BEGIN Material provided
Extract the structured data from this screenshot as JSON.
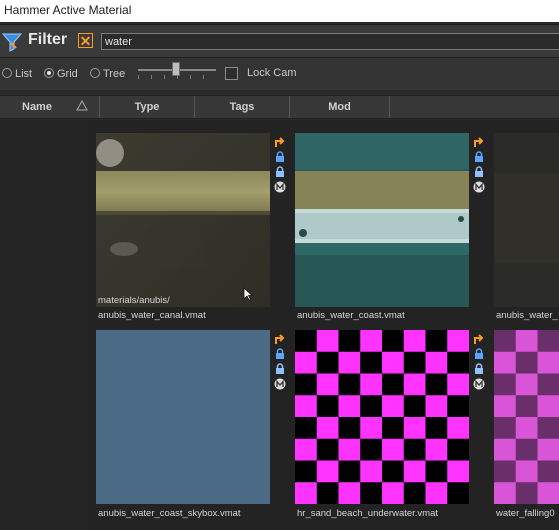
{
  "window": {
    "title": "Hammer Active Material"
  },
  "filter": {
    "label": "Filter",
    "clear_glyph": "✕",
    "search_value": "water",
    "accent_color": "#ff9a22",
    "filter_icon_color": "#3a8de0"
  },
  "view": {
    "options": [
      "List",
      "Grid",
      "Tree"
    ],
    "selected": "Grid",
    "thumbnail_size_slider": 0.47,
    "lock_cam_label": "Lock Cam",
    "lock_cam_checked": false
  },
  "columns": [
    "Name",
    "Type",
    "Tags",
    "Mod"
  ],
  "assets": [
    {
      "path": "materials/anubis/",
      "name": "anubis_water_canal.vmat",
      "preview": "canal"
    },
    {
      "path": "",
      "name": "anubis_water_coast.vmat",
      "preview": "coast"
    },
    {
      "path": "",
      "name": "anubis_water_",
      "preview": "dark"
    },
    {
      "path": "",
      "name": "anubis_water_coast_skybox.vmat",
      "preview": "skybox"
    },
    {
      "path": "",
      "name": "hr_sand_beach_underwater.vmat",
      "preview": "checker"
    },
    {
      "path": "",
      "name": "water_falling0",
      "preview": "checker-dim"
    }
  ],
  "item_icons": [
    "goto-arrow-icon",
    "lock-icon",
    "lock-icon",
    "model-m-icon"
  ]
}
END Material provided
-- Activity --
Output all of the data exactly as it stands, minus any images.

-- Output of the exercise --
Extract the structured data from this screenshot as JSON.
{
  "window": {
    "title": "Hammer Active Material"
  },
  "filter": {
    "label": "Filter",
    "clear_glyph": "✕",
    "search_value": "water",
    "accent_color": "#ff9a22",
    "filter_icon_color": "#3a8de0"
  },
  "view": {
    "options": [
      "List",
      "Grid",
      "Tree"
    ],
    "selected": "Grid",
    "thumbnail_size_slider": 0.47,
    "lock_cam_label": "Lock Cam",
    "lock_cam_checked": false
  },
  "columns": [
    "Name",
    "Type",
    "Tags",
    "Mod"
  ],
  "assets": [
    {
      "path": "materials/anubis/",
      "name": "anubis_water_canal.vmat",
      "preview": "canal"
    },
    {
      "path": "",
      "name": "anubis_water_coast.vmat",
      "preview": "coast"
    },
    {
      "path": "",
      "name": "anubis_water_",
      "preview": "dark"
    },
    {
      "path": "",
      "name": "anubis_water_coast_skybox.vmat",
      "preview": "skybox"
    },
    {
      "path": "",
      "name": "hr_sand_beach_underwater.vmat",
      "preview": "checker"
    },
    {
      "path": "",
      "name": "water_falling0",
      "preview": "checker-dim"
    }
  ],
  "item_icons": [
    "goto-arrow-icon",
    "lock-icon",
    "lock-icon",
    "model-m-icon"
  ]
}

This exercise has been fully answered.